President Emmanuel Macron will meet Fairouz at her home after arriving in Beirut for the second time in less than a month to push Lebanon's fractious politicians to tackle the nation's worst economic crisis, which was compounded by a devastating port explosion this month.
Songs by Fairouz dedicated to Beirut played on loop by local broadcasters showing images of the blast and its aftermath.
"I love you in summer, I love you in winter," she sings in one of her most famous numbers, released before Lebanon's descent into its 1975-90 civil war, and when the nation was still famed as the Switzerland of the Middle East, attracting Hollywood idols to its fine restaurants and beaches.
Her songs were listened to across the religious and factional divide, whether Christian, Muslim or Druze, even as they spilled each others' blood on the streets.
Fairouz has drawn the admiration of other French presidents. Francois Mitterrand awarded her the Order of Arts and Letters in 1988 and Jacques Chirac handed her the Legion of Honour in 1998.
Macron is expected to press for a new government made up of experts untainted by corruption and capable of rooting out graft, waste and negligence as well as rebuilding a swathe of Beirut shattered by the Aug. 4 explosion.
Another Lebanese singer, Melhem Zein, told Reuters that Macron's meeting with Fairouz would be a message that "this is the Lebanon we want."
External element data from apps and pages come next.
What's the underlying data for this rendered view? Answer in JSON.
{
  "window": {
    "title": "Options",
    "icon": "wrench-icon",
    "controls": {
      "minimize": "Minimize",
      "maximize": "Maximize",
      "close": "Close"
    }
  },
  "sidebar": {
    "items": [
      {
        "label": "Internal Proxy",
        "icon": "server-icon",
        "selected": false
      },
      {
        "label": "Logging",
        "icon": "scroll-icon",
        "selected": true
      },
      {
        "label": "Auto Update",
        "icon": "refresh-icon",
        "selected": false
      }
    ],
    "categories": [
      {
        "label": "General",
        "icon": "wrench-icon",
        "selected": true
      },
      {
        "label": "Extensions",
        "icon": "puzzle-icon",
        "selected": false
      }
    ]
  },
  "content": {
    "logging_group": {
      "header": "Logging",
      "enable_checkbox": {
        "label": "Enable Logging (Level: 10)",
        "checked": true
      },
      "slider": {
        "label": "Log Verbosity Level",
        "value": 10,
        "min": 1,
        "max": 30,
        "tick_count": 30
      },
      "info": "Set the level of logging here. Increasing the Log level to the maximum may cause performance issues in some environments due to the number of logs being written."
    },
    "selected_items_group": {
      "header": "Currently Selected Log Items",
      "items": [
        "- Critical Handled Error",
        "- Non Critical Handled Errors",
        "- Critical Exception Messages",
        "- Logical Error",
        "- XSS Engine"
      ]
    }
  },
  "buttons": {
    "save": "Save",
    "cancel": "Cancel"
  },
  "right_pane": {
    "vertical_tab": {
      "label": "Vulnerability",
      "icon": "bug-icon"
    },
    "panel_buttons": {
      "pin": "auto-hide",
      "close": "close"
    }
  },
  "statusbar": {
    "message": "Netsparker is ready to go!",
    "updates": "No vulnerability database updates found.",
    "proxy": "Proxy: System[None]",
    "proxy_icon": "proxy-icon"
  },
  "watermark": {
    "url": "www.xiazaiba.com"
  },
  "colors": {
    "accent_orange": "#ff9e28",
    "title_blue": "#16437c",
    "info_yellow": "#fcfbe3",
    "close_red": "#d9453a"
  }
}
Fairouz, born Nouhad Haddad, made her first European television appearance in 1975 on a French show. In 1979, her song "Paris, Oh Flower of Freedom" included the words "France, what do I tell you about my wounded country?"During the civil war, Fairouz toured abroad, holding only one concert inside Lebanon - on a stage that crossed the frontline of the then-divided capital.